There are two major types of diabetes, but they don't have very exciting names.
They're called type 1 and type 2. Let's find out about type 2 diabetes
(say: dye-uh-BEE-tees), a health problem that affects kids and adults.
What Is Diabetes?
Diabetes is a disease that affects how the body uses glucose
(say: GLOO-kose), a sugar that is the body's main source of fuel. Your body needs
glucose to keep running. Here's how it should work:
Insulin helps the glucose get into the body's cells.
Your body gets the energy it needs.
The pancreas is a
long, flat gland in your belly that helps your body digest food. It also makes insulin.
Insulin is kind of like a key that opens the doors to the cells of the body. It lets
the glucose in. Then the glucose can move out of the blood and into the cells.
But if someone has diabetes, the body either can't make insulin or the insulin
doesn't work in the body like it should.
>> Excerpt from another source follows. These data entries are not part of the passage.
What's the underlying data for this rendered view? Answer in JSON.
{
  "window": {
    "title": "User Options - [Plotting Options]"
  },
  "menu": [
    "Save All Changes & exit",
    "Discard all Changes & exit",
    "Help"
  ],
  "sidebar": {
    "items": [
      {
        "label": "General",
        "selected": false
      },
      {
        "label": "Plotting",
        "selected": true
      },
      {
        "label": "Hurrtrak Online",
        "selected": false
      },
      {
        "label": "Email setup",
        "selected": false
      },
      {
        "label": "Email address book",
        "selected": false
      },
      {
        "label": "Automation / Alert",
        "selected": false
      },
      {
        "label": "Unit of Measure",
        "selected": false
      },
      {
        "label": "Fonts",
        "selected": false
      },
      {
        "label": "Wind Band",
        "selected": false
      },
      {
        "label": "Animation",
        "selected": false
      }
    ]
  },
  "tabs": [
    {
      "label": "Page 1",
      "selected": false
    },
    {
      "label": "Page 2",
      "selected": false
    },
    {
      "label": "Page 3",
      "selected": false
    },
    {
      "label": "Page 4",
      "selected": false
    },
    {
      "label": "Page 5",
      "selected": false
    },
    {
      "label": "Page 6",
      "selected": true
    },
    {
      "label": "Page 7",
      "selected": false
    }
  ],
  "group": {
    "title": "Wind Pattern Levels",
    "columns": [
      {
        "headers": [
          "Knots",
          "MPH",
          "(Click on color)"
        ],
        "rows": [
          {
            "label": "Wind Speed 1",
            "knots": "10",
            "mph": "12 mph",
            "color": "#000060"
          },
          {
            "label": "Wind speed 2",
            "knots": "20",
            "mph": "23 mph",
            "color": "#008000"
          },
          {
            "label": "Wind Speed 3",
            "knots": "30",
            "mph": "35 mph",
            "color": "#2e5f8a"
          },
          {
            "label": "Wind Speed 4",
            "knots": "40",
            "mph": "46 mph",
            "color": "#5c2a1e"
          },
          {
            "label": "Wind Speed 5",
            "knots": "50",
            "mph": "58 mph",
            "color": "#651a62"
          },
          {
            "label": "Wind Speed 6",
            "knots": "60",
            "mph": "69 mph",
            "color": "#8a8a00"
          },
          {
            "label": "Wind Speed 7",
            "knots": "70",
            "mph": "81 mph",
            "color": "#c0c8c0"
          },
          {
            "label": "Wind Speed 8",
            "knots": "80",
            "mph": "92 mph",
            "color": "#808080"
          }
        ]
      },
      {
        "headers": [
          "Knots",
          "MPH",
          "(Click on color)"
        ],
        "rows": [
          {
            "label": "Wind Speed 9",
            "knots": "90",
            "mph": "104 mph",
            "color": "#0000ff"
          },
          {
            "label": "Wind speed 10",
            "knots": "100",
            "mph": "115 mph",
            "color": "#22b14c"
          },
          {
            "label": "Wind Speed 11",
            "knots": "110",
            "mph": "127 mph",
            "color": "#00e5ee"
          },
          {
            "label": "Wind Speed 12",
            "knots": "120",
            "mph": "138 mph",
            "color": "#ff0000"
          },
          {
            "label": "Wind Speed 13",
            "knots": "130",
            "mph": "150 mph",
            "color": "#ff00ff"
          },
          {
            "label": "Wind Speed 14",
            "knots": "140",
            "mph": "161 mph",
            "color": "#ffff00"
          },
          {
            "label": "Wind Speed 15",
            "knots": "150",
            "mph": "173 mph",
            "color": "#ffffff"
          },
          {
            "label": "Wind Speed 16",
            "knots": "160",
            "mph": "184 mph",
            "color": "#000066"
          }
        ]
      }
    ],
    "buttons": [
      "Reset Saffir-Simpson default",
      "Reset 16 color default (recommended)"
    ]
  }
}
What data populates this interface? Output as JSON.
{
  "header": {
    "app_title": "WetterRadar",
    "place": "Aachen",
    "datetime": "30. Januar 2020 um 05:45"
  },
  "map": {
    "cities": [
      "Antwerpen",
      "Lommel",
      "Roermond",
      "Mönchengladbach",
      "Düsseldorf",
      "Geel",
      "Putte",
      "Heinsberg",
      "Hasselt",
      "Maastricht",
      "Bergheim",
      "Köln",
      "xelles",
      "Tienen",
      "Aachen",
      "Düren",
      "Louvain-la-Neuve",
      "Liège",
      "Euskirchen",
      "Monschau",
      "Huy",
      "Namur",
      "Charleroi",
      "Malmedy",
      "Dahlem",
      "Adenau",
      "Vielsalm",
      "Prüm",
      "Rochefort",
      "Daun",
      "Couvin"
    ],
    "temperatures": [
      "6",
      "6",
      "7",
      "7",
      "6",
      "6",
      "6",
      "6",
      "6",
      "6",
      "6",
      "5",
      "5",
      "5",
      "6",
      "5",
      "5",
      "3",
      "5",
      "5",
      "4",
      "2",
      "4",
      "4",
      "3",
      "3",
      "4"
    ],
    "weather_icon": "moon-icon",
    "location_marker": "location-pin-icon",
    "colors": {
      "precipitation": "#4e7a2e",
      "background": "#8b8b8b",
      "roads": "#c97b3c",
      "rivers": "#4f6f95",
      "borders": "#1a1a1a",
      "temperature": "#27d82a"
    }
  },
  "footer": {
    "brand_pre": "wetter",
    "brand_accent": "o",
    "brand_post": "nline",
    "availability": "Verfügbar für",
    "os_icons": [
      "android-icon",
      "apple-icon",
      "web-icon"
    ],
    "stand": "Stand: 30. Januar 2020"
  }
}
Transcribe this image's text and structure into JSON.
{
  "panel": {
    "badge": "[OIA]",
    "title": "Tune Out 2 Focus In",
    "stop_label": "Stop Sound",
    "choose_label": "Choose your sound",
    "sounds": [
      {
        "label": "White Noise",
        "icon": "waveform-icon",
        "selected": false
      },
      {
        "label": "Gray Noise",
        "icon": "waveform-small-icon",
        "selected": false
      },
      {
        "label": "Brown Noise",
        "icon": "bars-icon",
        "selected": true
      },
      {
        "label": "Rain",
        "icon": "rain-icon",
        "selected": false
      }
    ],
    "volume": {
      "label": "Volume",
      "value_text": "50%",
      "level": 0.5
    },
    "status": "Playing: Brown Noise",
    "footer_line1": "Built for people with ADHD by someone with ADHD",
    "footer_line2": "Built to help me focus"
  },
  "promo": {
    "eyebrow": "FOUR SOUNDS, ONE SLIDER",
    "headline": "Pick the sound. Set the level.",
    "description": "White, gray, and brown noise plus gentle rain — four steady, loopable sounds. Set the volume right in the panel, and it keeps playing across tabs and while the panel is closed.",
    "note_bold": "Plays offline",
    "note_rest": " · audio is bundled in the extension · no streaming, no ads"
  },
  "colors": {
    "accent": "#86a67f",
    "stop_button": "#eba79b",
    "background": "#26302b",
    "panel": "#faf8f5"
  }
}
The glucose can't get into the cells normally,
so the blood sugar
level gets too high. Lots of sugar in the blood makes people sick if they don't
What Is Type 2 Diabetes?
Type 1 and type 2 diabetes cause high blood sugar levels in different ways.
In type 1 diabetes, the pancreas
can't make insulin. The body can still get glucose from food. But the glucose can't
get into the cells, where it's needed. Glucose stays in the blood. This makes the
blood sugar level very high.
Type 2 diabetes is different. With type 2, the pancreas still makes insulin. But
the insulin doesn't do its job as well in the body. Glucose just hangs around and
builds up in the blood. The pancreas makes even more insulin to get glucose to go
into the cells, but eventually gets worn out from working so hard. As a result, the
blood sugar levels rise too high.
Most people who have type 2 diabetes are overweight.
In the past, mainly overweight adults got type 2 diabetes. Today, more kids are being
diagnosed with type 2 diabetes, probably because more kids are overweight.
Experts think that the tendency to get it is probably passed down through families.
Kids with family members who have type 2 diabetes get diabetes more often. Kids older
than 10 are more likely to get type 2 diabetes than younger kids.
What Are the Signs of Type 2 Diabetes?
Some kids can have type 2 diabetes without knowing it. Some of the signs aren't
easy to spot and can take a long time to develop. And a lot of kids don't have any
symptoms at all.
But when a person first gets type 2 diabetes, he or she usually:
feels tired a lot because the body can't use sugar for energy
pees a lot because the body tries to get rid of the extra blood
sugar by passing it out of the body in the urine (pee)
drinks a lot to make up for all that peeing
The skin can look different
in some kids with type 2 diabetes. They may notice a dark ring around their necks
that doesn't wash off. They may also see thick, dark, velvety skin under the arms,
between the legs, between fingers and toes, or on elbows and knees. This skin darkening
can lighten over time with if someone's insulin resistance gets better.
How Is Type 2 Diabetes Diagnosed?
How do you find out whether you have diabetes? Doctors can say for sure if a person
has diabetes by testing blood samples for glucose. Even if a kid doesn't have any
symptoms of type 2 diabetes, doctors may use blood tests to check for it in kids who
are more likely to get it — like those who are overweight.
If you have type 2 diabetes, you may visit a doctor called a pediatric
endocrinologist (say: pee-dee-AH-trik en-duh-krih-NOL-eh-jist). A pediatric
endocrinologist helps kids with diabetes, growth problems, and more.
How Is Type 2 Diabetes Treated?
Kids with type 2 diabetes have to pay a little more attention to what they're eating
and doing than kids without diabetes. They may need to:
Eat a healthy diet, as determined by the care team.
Get regular physical activity to achieve a healthy weight and allow insulin to
work more effectively.
shots or medicines that help insulin work better in their bodies.
Check their blood sugar levels.
Get treatment for other health problems that can happen more often in people with
type 2 diabetes, like high blood
pressure or problems with the levels of fats
in their blood.
Have regular checkups with doctors and other people on their diabetes health care
team so they can stay healthy and get treatment for any diabetes problems.
They might have to eat smaller amounts of foods than they had been and less salt
or fat, too. The good news is that kids who eat healthy foods, stay active, and get
to a good weight might be able to get their blood sugar levels into a healthier range.
If that happens, their doctors may decide they don't have to take medicine for diabetes
What Else Should I Know?
Even though kids with diabetes have to do some special things, diabetes doesn't
keep them from doing the stuff they love. They can still play sports, go out with
their friends, and go on trips.
So if you have a friend with diabetes, let him or her know you can deal with it.
Being friends is all about having fun together, not having a perfect blood sugar level!